Scan the lines below for "bleed" and copy the matches.

[DATA]

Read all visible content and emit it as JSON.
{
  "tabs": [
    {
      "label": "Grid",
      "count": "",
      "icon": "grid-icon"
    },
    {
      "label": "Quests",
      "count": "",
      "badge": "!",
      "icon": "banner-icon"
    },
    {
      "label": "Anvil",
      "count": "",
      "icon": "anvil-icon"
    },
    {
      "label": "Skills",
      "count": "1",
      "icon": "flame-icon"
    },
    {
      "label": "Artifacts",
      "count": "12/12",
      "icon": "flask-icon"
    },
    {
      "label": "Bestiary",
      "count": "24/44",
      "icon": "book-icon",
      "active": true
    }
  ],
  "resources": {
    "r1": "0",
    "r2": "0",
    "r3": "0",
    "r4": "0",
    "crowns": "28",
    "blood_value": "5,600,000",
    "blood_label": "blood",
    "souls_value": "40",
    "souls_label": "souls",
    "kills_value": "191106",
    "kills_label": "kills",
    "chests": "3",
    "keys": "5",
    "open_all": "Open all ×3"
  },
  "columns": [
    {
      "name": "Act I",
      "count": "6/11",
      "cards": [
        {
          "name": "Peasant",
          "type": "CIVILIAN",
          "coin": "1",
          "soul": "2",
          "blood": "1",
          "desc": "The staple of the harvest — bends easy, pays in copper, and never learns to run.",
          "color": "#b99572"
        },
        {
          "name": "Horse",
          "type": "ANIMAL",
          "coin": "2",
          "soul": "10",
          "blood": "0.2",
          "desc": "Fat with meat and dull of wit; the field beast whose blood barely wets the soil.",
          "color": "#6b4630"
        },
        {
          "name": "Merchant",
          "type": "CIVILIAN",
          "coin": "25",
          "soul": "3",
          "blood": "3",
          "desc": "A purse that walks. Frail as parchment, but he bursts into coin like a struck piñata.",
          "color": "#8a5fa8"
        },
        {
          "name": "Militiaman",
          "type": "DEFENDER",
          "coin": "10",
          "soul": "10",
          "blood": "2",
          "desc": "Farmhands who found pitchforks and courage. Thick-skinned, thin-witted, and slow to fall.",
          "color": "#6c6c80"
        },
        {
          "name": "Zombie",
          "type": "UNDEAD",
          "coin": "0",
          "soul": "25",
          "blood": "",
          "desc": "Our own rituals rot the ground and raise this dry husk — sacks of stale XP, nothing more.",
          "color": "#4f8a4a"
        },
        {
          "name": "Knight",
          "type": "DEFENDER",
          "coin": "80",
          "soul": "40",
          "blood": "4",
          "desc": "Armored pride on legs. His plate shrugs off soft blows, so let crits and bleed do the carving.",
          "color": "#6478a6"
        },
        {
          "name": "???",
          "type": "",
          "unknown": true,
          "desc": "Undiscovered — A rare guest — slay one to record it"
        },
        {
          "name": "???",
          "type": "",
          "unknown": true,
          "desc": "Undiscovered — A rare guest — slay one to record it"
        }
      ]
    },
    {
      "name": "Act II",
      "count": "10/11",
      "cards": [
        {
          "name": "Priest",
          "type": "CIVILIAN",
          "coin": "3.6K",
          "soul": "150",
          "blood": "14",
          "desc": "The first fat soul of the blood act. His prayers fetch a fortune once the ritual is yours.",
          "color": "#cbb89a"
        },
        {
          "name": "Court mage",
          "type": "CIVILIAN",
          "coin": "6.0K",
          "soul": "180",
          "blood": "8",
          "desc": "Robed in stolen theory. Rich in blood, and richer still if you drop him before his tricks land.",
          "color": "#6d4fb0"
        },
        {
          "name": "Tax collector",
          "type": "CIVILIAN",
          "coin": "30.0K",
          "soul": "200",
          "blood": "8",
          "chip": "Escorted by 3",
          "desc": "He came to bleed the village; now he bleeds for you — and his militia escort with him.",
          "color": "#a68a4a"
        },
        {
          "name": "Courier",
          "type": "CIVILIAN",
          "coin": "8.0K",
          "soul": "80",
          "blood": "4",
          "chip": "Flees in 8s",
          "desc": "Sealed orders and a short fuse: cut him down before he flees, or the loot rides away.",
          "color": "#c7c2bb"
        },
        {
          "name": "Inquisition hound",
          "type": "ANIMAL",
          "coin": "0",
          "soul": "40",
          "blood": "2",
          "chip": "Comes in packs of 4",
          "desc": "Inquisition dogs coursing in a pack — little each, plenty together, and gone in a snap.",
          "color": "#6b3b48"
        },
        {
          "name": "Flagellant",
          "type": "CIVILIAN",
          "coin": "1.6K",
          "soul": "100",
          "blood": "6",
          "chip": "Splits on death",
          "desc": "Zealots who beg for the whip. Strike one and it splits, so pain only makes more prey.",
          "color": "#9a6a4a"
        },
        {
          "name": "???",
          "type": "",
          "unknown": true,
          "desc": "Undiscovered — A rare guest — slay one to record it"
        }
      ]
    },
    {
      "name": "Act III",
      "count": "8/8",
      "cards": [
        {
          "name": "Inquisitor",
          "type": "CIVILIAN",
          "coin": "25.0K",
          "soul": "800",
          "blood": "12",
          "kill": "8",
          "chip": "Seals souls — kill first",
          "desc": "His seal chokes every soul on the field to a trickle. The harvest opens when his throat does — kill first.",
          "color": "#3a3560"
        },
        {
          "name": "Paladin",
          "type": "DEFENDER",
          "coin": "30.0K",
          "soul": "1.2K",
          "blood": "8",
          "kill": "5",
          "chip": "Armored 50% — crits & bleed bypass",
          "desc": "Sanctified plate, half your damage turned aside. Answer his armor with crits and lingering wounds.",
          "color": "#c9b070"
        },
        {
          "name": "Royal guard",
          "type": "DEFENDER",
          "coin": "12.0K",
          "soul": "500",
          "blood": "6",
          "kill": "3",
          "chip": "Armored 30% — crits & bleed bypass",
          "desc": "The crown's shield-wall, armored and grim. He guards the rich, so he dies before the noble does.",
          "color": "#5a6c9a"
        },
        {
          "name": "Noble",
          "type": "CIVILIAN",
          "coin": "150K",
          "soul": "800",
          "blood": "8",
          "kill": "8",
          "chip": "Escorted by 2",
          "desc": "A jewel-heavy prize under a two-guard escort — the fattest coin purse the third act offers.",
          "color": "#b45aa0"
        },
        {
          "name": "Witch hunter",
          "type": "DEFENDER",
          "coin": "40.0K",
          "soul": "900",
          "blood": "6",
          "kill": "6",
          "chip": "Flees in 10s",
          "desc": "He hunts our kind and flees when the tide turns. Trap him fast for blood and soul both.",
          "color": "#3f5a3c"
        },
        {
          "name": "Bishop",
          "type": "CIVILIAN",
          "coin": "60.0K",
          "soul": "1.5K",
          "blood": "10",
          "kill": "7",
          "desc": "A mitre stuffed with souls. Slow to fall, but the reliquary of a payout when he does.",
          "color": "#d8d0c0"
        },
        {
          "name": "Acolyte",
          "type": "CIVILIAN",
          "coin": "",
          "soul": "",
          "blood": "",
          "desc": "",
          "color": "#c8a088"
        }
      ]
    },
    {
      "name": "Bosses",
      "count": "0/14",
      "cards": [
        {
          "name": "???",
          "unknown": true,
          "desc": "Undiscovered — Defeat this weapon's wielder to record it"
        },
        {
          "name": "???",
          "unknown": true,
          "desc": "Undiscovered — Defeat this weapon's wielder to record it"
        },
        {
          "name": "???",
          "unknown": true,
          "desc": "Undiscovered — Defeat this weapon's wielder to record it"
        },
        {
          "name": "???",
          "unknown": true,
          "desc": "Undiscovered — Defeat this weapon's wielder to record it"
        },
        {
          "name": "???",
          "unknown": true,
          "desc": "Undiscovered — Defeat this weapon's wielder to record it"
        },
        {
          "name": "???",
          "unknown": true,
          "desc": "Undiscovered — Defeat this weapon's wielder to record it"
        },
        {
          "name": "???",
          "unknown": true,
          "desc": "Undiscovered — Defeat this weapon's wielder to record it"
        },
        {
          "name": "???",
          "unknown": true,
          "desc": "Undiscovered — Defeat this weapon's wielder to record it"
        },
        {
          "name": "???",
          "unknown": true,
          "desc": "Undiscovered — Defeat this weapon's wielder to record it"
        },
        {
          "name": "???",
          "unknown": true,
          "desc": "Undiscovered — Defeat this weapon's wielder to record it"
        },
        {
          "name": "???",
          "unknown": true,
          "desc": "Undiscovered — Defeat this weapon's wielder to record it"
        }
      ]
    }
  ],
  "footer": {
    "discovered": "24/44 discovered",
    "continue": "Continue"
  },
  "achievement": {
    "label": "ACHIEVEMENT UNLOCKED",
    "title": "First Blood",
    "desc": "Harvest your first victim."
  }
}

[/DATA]

- _OUTPUT OF THE EXERCISE_
          "desc": "Armored pride on legs. His plate shrugs off soft blows, so let crits and bleed do the carving.",
          "desc": "He came to bleed the village; now he bleeds for you — and his militia escort with him.",
          "chip": "Armored 50% — crits & bleed bypass",
          "chip": "Armored 30% — crits & bleed bypass",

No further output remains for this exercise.